Australia - Wild weather lashed Victoria. Stormy conditions caused trees to be uprooted, train stations flooded and power cut to homes overnight and on Thursday morning. About 2500 homes in Ballarat and Colac remained without power after 11,000 homes were hit by power outages across the state overnight.
Commuters faced big delays on some rail lines. A metal sheet was blown off a building and found near the Sidney Myer Music Bowl. Wind gusts exceeded 100km/h in some parts of the city, reaching 102km/h at Avalon. Essendon recorded speeds up to 92km/h. Severe weather warnings remain in place for the state, however winds were expected to die down on Thursday afternoon.


Australia - Emergency services across New South Wales have had their hands full with hundreds of incidents as high winds spark fires and uproot trees across the state. Fire crews are working to contain a bushfire south of Taree, which has blocked the Pacific Highway in both directions. The blaze has been classified as a Watch and Act but there are no immediate threats to homes in the area.
Fire and Rescue NSW are dealing with more than 100 smaller bush and grass fires, mostly in western Sydney. Earlier, motorists were forced to navigate through smoke as a grassfire burned next to the M7 in Hinchinbrook. The SES dealt with more than 200 wind-related calls, 100 of which were for within the Sydney metro area. Falling trees cut off electricity to about 4000 homes in Sydney shortly after 2pm (AEST).

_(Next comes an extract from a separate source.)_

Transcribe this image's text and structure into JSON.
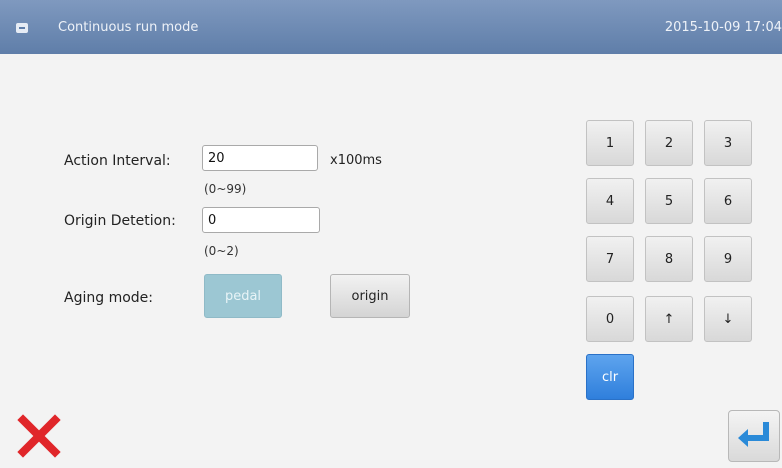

Residents across NSW and the ACT were told to prepare for wild damaging winds on Thursday with a cold front moving across the region. As of midday winds had hit 96km/h at Sydney's Kurnell, 93/km at Moss Vale and 87km/h at Sydney airport. Goulburn experienced winds of 102km/h and Wollongong reached a top of 95km/h. The highest reading in the state was on the south coast at Montague Island, off Narooma, where gusts reached 119km/h.
Conditions were forecast to ease over the afternoon but crews expected the calls to continue regardless. "As people come home from work they might find that a couple of things have been blown around or damaged on their property." The SES has urged residents to tie down lose outdoor items and move vehicles inside and away from trees. A total fire ban remains in place through NSW.


On Wednesday, experts reaffirmed their earlier finding that MERS is not a global health emergency.